Records contained in a dataset
+-------+

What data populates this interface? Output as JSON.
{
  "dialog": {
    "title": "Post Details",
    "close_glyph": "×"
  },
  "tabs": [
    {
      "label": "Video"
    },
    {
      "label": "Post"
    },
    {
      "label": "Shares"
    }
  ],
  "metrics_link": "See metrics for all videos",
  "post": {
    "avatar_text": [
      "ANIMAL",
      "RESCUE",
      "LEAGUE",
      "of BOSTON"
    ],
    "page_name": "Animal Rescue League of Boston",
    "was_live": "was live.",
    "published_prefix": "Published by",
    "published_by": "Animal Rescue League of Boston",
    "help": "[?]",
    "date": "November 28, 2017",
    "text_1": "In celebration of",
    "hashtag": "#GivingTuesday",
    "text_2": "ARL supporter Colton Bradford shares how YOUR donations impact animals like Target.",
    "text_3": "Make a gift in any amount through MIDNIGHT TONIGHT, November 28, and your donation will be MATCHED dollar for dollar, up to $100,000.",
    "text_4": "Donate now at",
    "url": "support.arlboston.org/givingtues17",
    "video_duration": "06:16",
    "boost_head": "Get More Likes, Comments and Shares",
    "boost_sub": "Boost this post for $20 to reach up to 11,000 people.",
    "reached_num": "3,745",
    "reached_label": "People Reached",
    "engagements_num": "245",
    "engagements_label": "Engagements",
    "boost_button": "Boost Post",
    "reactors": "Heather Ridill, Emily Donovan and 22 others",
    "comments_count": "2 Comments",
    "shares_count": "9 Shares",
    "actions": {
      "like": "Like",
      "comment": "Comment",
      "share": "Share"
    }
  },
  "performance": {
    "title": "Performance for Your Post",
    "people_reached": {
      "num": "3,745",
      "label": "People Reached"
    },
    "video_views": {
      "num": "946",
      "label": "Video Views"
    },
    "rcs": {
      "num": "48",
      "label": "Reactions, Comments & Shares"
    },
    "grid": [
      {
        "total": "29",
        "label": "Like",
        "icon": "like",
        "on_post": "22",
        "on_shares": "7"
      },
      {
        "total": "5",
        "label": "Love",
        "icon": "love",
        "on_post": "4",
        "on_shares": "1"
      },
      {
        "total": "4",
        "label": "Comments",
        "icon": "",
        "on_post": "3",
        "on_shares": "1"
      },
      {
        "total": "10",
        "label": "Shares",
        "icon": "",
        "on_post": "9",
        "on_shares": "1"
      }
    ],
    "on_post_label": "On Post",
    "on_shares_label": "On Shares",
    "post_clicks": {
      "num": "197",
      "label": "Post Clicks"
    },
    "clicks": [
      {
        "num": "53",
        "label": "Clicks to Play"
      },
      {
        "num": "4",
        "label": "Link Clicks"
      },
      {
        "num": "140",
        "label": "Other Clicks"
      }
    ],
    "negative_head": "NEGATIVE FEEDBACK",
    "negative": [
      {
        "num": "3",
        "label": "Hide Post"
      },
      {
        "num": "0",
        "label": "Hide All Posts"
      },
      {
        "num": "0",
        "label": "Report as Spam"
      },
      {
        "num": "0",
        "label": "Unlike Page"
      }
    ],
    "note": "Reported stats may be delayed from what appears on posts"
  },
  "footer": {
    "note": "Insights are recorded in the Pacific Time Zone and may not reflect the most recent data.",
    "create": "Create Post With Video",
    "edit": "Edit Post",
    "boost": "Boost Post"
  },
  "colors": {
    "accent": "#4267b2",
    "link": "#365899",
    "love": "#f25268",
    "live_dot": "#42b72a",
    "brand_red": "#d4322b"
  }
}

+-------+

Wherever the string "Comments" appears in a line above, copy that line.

    "boost_head": "Get More Likes, Comments and Shares",
    "comments_count": "2 Comments",
      "label": "Reactions, Comments & Shares"
        "label": "Comments",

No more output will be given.